Abstract Long interspersed nuclear elements 1 (L1 elements or LINE1) are the most active autonomous retrotransposons in mammalian genomes. In addition to L1 elements themselves, other protein-coding mRNAs can also be reverse transcribed and integrated into the genome through the L1-mediated retrotransposition, leading to the formation of processed pseudogenes (PPs) and retrogenes, both of which are characterized by the lack of introns and the presence of a 3' polyA tract and flanking direct repeats. PPs are unable to encode a functional protein and have accumulated frameshift mutations and premature stop codons during evolution. A few of PPs are transcriptionally active. Retrogenes preserve undisrupted coding frames and are capable of encoding a functional protein that is identical or nearly identical to that of the progenitor gene. There is a significant excess of retrogenes that originate from the X chromosome and are retrotransposed into autosomes, and most of these retrogenes are specially expressed in male germ cells, suggesting the inactivation of X-linked genes during male meiosis provides a strong selection pressure on retrogenes originating from the X chromosome. iubmb Life, 58: 677-685, 2006 [source]

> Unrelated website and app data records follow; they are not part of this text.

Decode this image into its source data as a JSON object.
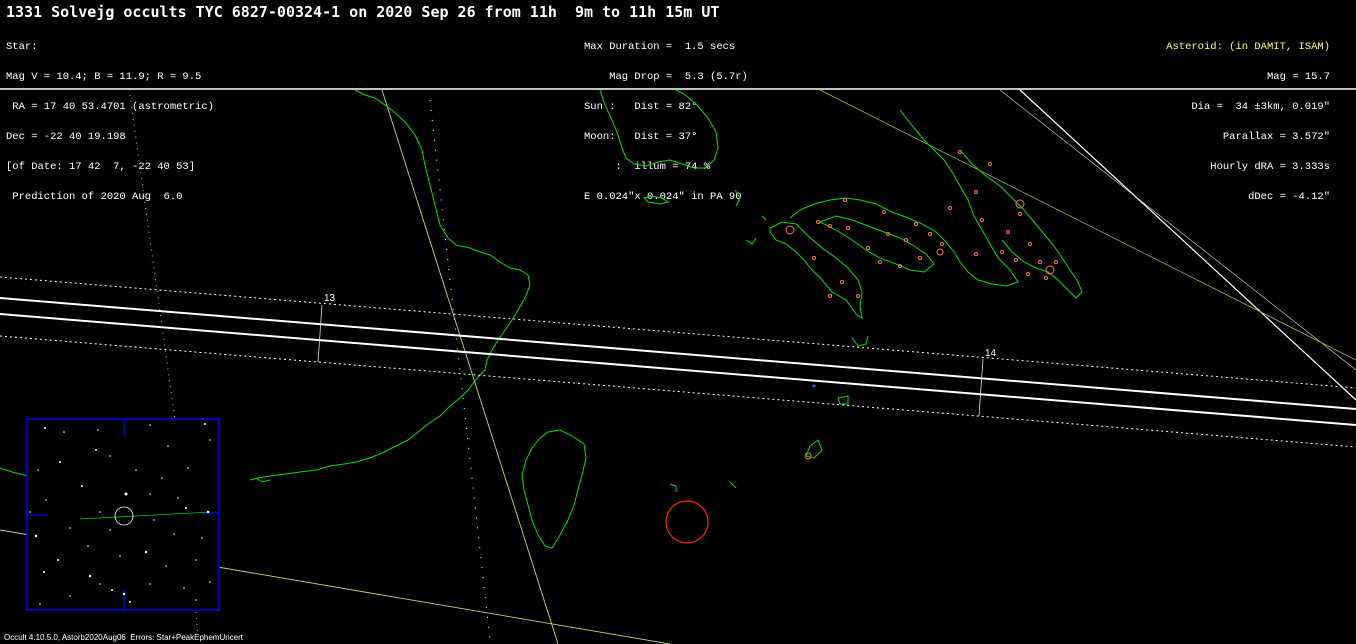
{
  "title": "1331 Solvejg occults TYC 6827-00324-1 on 2020 Sep 26 from 11h  9m to 11h 15m UT",
  "star": {
    "heading": "Star:",
    "mag": "Mag V = 10.4; B = 11.9; R = 9.5",
    "ra": " RA = 17 40 53.4701 (astrometric)",
    "dec": "Dec = -22 40 19.198",
    "of_date": "[of Date: 17 42  7, -22 40 53]",
    "prediction": " Prediction of 2020 Aug  6.0"
  },
  "event": {
    "max_duration": "Max Duration =  1.5 secs",
    "mag_drop": "    Mag Drop =  5.3 (5.7r)",
    "sun": "Sun :   Dist = 82°",
    "moon": "Moon:   Dist = 37°",
    "illum": "     :  illum = 74 %",
    "ellipse": "E 0.024\"x 0.024\" in PA 90"
  },
  "asteroid": {
    "heading": "Asteroid: (in DAMIT, ISAM)",
    "mag": "Mag = 15.7",
    "dia": "Dia =  34 ±3km, 0.019\"",
    "parallax": "Parallax = 3.572\"",
    "hourly_dra": "Hourly dRA = 3.333s",
    "ddec": "dDec = -4.12\""
  },
  "path_ticks": [
    "13",
    "14"
  ],
  "footer": "Occult 4.10.5.0, Astorb2020Aug06  Errors: Star+PeakEphemUncert",
  "colors": {
    "background": "#000000",
    "coastline": "#00cc00",
    "path": "#ffffff",
    "city": "#ff6633",
    "moon_circle": "#ff0000",
    "starchart_border": "#0000ff",
    "asteroid_label": "#ffff66"
  }
}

Impact of in vitro production techniques on the expression of X-linked genes in bovine (bos taurus) oocytes and pre-attachment embryos

Maria I. Nino-Soto
Abstract Our previous studies showed that expression patterns of X-linked genes in cultured cells are different from those of their tissues of origin. This investigation analyses the transcription pattern of the X-linked genes BIRC4, GAB3, MECP2, RPS4X, SLC25A6, and XIST in bovine in vitro matured oocytes and in vitro fertilized embryos, and their in vivo counterparts. In vitro-derived pools of mature oocytes and pre-attachment embryos were obtained by: (a) TCM-199/serum with bovine oviductal epithelial cells as co-culture, and (b) synthetic oviductal fluid/BSA. Pools of in vivo-derived morulae and blastocysts were provided by a commercial embryo transfer operation. Total RNA was extracted for quantification of gene-specific transcript levels using real-time quantitative PCR. Statistical analysis was performed using a mixed model factorial ANOVA with ,,=,0.05. The effect of the in vitro environmental conditions on X-linked gene transcription was most evident during the fourth cell cycle, at the period of activation of the embryonic genome, and seemed to be less pronounced at later developmental stages, with the exception of BIRC4. The levels of X-linked genes transcripts in in vivo-derived embryos were lower relative to their in vitro counterparts for all genes tested. Finally, the pattern of expression of XIST in bovine oocytes and embryos was similar to that reported in humans. These results highlight the possibility that X-linked gene expression analysis is a useful tool to monitor the impact of reproductive biotechnologies on the developmental potential of embryos and aid in their improvement. Mol. Reprod. Dev. 2006 Wiley-Liss, Inc. [source]

X-chromosome upregulation and inactivation: two sides of the dosage compensation mechanism in mammals

BIOESSAYS, Issue 1 2009
Elena V. Dementyeva
Abstract Mammals have a very complex, tightly controlled, and developmentally regulated process of dosage compensation. One form of the process equalizes expression of the X-linked genes, present as a single copy in males (XY) and as two copies in females (XX), by inactivation of one of the two X-chromosomes in females. The second form of the process leads to balanced expression between the X-linked and autosomal genes by transcriptional upregulation of the active X in males and females. However, not all X-linked genes are absolutely balanced. This review is focused on the recent advances in studying the dosage compensation phenomenon in mammals. [source]